▶ [What needs to be done]: Return the entries exactly as they appear.

Dataset rows describing interfaces

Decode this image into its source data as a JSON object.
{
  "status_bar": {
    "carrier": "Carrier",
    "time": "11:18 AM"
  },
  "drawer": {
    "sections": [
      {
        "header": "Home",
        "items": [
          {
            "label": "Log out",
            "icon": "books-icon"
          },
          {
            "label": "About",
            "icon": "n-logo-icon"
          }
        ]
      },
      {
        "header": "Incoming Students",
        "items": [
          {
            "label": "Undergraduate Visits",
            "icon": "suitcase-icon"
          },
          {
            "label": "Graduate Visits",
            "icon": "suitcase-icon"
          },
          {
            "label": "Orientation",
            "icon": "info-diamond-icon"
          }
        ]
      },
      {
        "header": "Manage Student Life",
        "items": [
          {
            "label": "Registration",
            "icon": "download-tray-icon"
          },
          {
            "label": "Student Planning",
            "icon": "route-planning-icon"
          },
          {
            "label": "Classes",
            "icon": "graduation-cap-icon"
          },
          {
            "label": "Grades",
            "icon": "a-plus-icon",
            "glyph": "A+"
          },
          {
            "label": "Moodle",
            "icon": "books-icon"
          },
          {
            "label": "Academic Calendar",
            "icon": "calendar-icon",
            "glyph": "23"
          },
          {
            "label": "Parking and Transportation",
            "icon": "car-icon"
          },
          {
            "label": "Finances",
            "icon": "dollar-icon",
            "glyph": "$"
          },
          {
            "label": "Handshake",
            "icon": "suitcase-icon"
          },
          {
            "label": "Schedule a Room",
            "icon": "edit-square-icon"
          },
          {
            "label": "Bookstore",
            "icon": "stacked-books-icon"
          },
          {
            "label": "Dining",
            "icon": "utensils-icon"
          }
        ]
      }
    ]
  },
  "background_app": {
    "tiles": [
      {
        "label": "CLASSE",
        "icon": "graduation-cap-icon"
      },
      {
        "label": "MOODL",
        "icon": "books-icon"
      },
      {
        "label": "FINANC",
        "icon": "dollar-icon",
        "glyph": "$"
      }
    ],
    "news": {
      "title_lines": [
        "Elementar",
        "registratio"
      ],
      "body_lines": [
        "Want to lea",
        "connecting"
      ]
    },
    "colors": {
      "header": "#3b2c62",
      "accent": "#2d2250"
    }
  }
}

▶ [Reply to the exercise]:
Decode this image into its source data as a JSON object.
{
  "status_bar": {
    "carrier": "Carrier",
    "time": "11:18 AM"
  },
  "drawer": {
    "sections": [
      {
        "header": "Home",
        "items": [
          {
            "label": "Log out",
            "icon": "books-icon"
          },
          {
            "label": "About",
            "icon": "n-logo-icon"
          }
        ]
      },
      {
        "header": "Incoming Students",
        "items": [
          {
            "label": "Undergraduate Visits",
            "icon": "suitcase-icon"
          },
          {
            "label": "Graduate Visits",
            "icon": "suitcase-icon"
          },
          {
            "label": "Orientation",
            "icon": "info-diamond-icon"
          }
        ]
      },
      {
        "header": "Manage Student Life",
        "items": [
          {
            "label": "Registration",
            "icon": "download-tray-icon"
          },
          {
            "label": "Student Planning",
            "icon": "route-planning-icon"
          },
          {
            "label": "Classes",
            "icon": "graduation-cap-icon"
          },
          {
            "label": "Grades",
            "icon": "a-plus-icon",
            "glyph": "A+"
          },
          {
            "label": "Moodle",
            "icon": "books-icon"
          },
          {
            "label": "Academic Calendar",
            "icon": "calendar-icon",
            "glyph": "23"
          },
          {
            "label": "Parking and Transportation",
            "icon": "car-icon"
          },
          {
            "label": "Finances",
            "icon": "dollar-icon",
            "glyph": "$"
          },
          {
            "label": "Handshake",
            "icon": "suitcase-icon"
          },
          {
            "label": "Schedule a Room",
            "icon": "edit-square-icon"
          },
          {
            "label": "Bookstore",
            "icon": "stacked-books-icon"
          },
          {
            "label": "Dining",
            "icon": "utensils-icon"
          }
        ]
      }
    ]
  },
  "background_app": {
    "tiles": [
      {
        "label": "CLASSE",
        "icon": "graduation-cap-icon"
      },
      {
        "label": "MOODL",
        "icon": "books-icon"
      },
      {
        "label": "FINANC",
        "icon": "dollar-icon",
        "glyph": "$"
      }
    ],
    "news": {
      "title_lines": [
        "Elementar",
        "registratio"
      ],
      "body_lines": [
        "Want to lea",
        "connecting"
      ]
    },
    "colors": {
      "header": "#3b2c62",
      "accent": "#2d2250"
    }
  }
}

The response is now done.